An ongoing series, Woman started as a depth of field assignment for a Black and White 101 lab photography class at the International Center of Photography in New York City. We were asked to photograph objects at different distances by simply changing the depth of field in the lens and I thought I wanted to photograph a real person instead because I was interested in portraiture and had never done any before this class and this series.
Martha, my mom, was visiting me from South America, and I asked her if I could take her portrait for a class assignment. I figure I had never photographed my mother and I was very excited to do so that day. I had come back to New York from Tucson, Arizona just to take photography classes because I had noticed that as a self-taught photographer I had hit a wall. And I had never worked with black and white film. And I had never taken a single portrait.
So I grabbed three chairs from my apartment and we walked a few steps to the space underneath the Brooklyn Queens Expressway near Lorimer in Bushwick, Brooklyn (New York City). Mom was game. And when I first saw her portrait with the three chairs, I thought of her long life and how she was a maverick for the women in her generation. And I have been privy to the challenges during her life, and how those three chairs in essence spoke to a past, a present, and a future. I tried to imagine who she would be and look like twenty years from that day.
And I started to imagine I could take portraits of women with three chairs and build my first series. At the time, I was very preoccupied with how women are portrayed in media, and specifically how their image is over-produced and ultra-objectified, and manipulated to look non-human. I was also interested in investigating whether I could minimize or erase my male gaze. More than anything, I was exploring my own biases and was interested in exploring how to avoid the objectified manner in which a woman is portrayed by a man. There are institutionalized structures in the male brain that must be eradicated if we are ever going to imagine fresh perspectives that elevate woman out of their conventional roles and man-controlled agency. Specifically, how can we enact full agency for a woman across all aspects of society that is almost a given for any man?

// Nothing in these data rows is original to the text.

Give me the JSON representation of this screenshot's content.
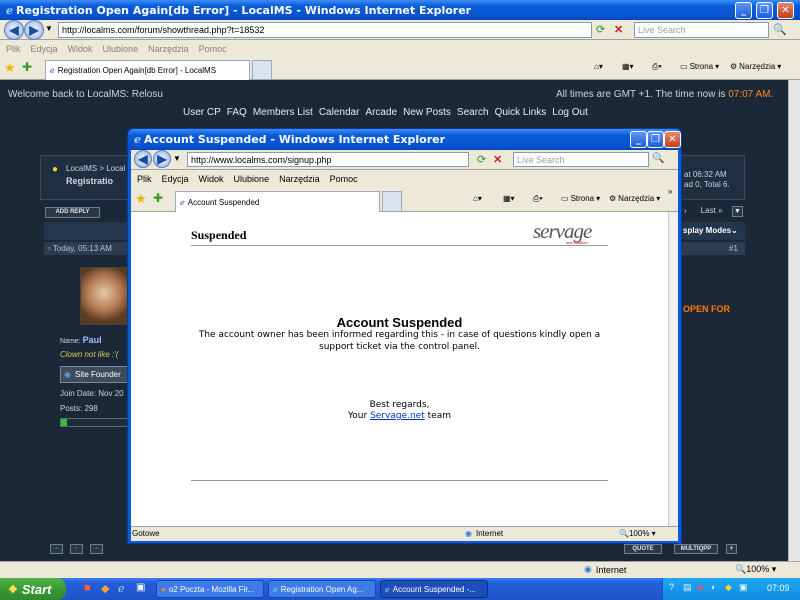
{
  "outer_window": {
    "title": "Registration Open Again[db Error] - LocalMS - Windows Internet Explorer",
    "address": "http://localms.com/forum/showthread.php?t=18532",
    "search_placeholder": "Live Search",
    "menu": [
      "Plik",
      "Edycja",
      "Widok",
      "Ulubione",
      "Narzędzia",
      "Pomoc"
    ],
    "tab_title": "Registration Open Again[db Error] - LocalMS",
    "toolbar": {
      "page": "Strona",
      "tools": "Narzędzia"
    },
    "status_zone": "Internet",
    "zoom": "100%"
  },
  "forum": {
    "welcome": "Welcome back to LocalMS: Relosu",
    "time_notice_prefix": "All times are GMT +1. The time now is",
    "time_now": "07:07 AM.",
    "nav": [
      "User CP",
      "FAQ",
      "Members List",
      "Calendar",
      "Arcade",
      "New Posts",
      "Search",
      "Quick Links",
      "Log Out"
    ],
    "breadcrumb_site": "LocalMS",
    "breadcrumb_sep": ">",
    "breadcrumb_frag": "Local",
    "thread_frag": "Registratio",
    "last_visit_frag": "at 06:32 AM",
    "online_frag": "ad 0, Total 6.",
    "add_reply": "ADD REPLY",
    "last_label": "Last »",
    "display_modes": "splay Modes",
    "post_date": "Today, 05:13 AM",
    "post_number": "#1",
    "open_for": "OPEN FOR",
    "username": "Paul",
    "name_label": "Name:",
    "user_title": "Clown not like :'(",
    "founder_badge": "Site Founder",
    "join_date": "Join Date: Nov 20",
    "posts": "Posts: 298",
    "quote_btn": "QUOTE",
    "multi_btn": "MULTIQPP"
  },
  "popup": {
    "title": "Account Suspended - Windows Internet Explorer",
    "address": "http://www.localms.com/signup.php",
    "search_placeholder": "Live Search",
    "menu": [
      "Plik",
      "Edycja",
      "Widok",
      "Ulubione",
      "Narzędzia",
      "Pomoc"
    ],
    "tab_title": "Account Suspended",
    "toolbar": {
      "page": "Strona",
      "tools": "Narzędzia"
    },
    "header_label": "Suspended",
    "logo_text": "servage",
    "logo_sub": "one solution",
    "heading": "Account Suspended",
    "message": "The account owner has been informed regarding this - in case of questions kindly open a support ticket via the control panel.",
    "regards": "Best regards,",
    "your": "Your",
    "link": "Servage.net",
    "team": "team",
    "status_left": "Gotowe",
    "status_zone": "Internet",
    "zoom": "100%"
  },
  "taskbar": {
    "start": "Start",
    "items": [
      "o2 Poczta - Mozilla Fir...",
      "Registration Open Ag...",
      "Account Suspended -..."
    ],
    "clock": "07:09"
  },
  "colors": {
    "xp_blue": "#0a5bd8",
    "forum_bg": "#1b2838",
    "accent_orange": "#ff7a00",
    "link_blue": "#0033cc"
  }
}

And so I started thinking of rules that would strip away my power as a visual-thinker. Rules that would address my male gaze as directly as possible by shifting the power to the woman I would photograph. And these are the rules for these portraits. I know they are not perfect. But it is a start to a journey for me. Why I am still working on this series.

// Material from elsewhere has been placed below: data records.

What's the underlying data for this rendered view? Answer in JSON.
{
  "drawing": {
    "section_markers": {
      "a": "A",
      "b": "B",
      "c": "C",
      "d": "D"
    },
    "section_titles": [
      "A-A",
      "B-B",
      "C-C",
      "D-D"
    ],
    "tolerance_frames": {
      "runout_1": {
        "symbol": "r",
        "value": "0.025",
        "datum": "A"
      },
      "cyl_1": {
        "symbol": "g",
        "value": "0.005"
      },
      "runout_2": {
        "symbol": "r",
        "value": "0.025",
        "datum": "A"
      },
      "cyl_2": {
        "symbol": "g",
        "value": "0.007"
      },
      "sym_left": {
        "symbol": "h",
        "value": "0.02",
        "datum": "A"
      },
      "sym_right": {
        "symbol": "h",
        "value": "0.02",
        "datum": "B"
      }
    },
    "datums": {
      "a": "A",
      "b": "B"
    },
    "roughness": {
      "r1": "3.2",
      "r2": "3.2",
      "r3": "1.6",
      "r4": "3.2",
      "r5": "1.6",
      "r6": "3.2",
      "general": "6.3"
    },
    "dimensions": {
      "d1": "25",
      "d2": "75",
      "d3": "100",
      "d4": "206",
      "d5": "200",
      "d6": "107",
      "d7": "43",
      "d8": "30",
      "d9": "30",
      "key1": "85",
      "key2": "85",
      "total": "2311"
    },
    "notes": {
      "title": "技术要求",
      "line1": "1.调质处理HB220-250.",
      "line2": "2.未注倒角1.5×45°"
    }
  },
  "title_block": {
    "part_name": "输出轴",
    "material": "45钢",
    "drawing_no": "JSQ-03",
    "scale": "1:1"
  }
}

A woman is asked to: - Bring three chairs. - Select a location of her choosing, if feasible, a location of meaning to her. - Dress and present herself visually as she pleases. She controls her presentation. - She decides what to express to the camera.
The rules did not always work, logistics being the main challenge, but I made sure to discuss them at length with each woman. With one exception, all portraits are taken with AS400 black and white film so I could avoid using any light setup and instead use ambient light so as to strip as much photography production from the sessions. I felt the sessions needed to be as raw and as real as possible. No production. No assistants. My silence, my camera, and HER portrait session according to HER agency.